Writers’ Strike Heats Up

LOS ANGELES The main trade group representing Hollywood producers railed against the economic impact of the writers’ strike action, which entered its seventh week.

“The below-the-line workers whose families depend entirely on our industry have already lost more than $200 million in the Los Angeles area alone, and the healthcare benefits for many of these families are now in real jeopardy because of the WGA strike,” the Alliance of Motion Picture & Television Producers said in a statement posted on the organization’s Web site.

“The working writers themselves have now lost more than $115 million, and these writers are no closer today to getting their fair share of new-media revenues than they were when the strike began,” the AMPTP said. “The economic impact to our regional economy is also growing.
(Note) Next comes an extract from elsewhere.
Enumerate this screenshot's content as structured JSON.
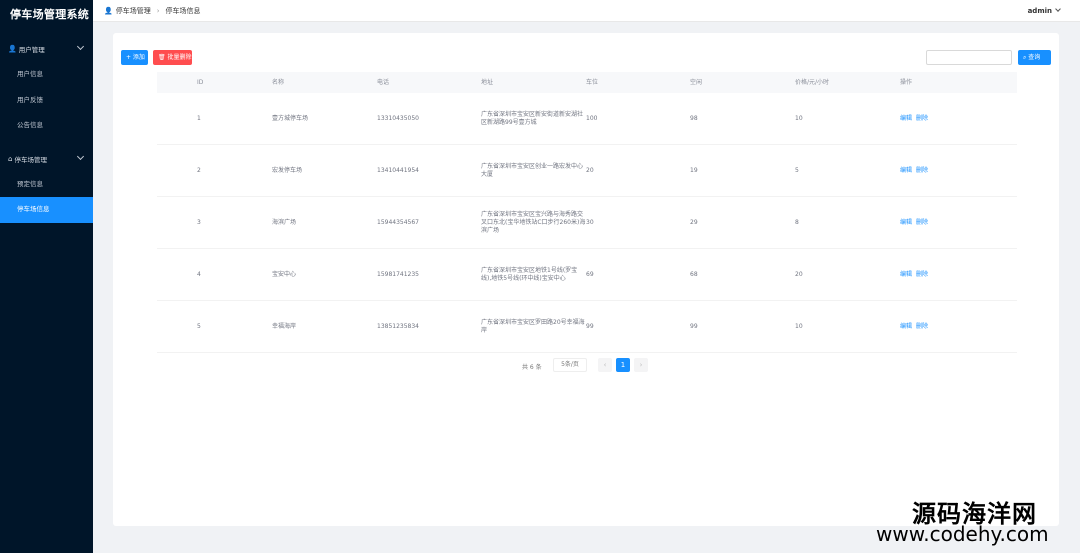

By January, the economic losses to the region will exceed $200 million a month, with as many as a third of the entertainment industry’s 250,000 jobs jeopardized.”

Separately, the Hollywood Post Alliance, a trade association of post house and equipment vendors, released a statement imploring the studios and the WGA to “resume talks and diligently negotiate until a settlement is reached.”

The HPA noted that post houses and their employees often are hired on a project-by-project basis, so when production ceases, so does post revenue and salaries.

“With a prolonged work stoppage and the associated economic hardship on this project-based workforce, the Hollywood entertainment industry stands to lose thousands of talented post-production workers as they seek alternative sources of income by changing careers or move to other locales where they can apply their craft,” the HPA said.

Elsewhere on the strike front, Screen Actors Guild president Alan Rosenberg issued a statement distributed to Writers Guild of America members and posted to the WGA’s Web site underscoring his group’s commitment to the strike by declaring, “Your fight is our fight.”

SAG members have regularly joined the WGA’s picket lines in New York and Los Angeles.

“As most television shows and motion pictures have shut down, actors are not working,” Rosenberg said in a message e-mailed to WGA members and posted on the WGA West’s Web site. “But we know that this fight is for the rights of all creative artists, and our collective future is at stake.

“We share your sound and reasonable goals for fair compensation for new-media formats, and we believe you are doing the right thing by taking a stand,” he said. “As 2007 comes to an end, please be assured [that] SAG will stand with you for as long as it takes.”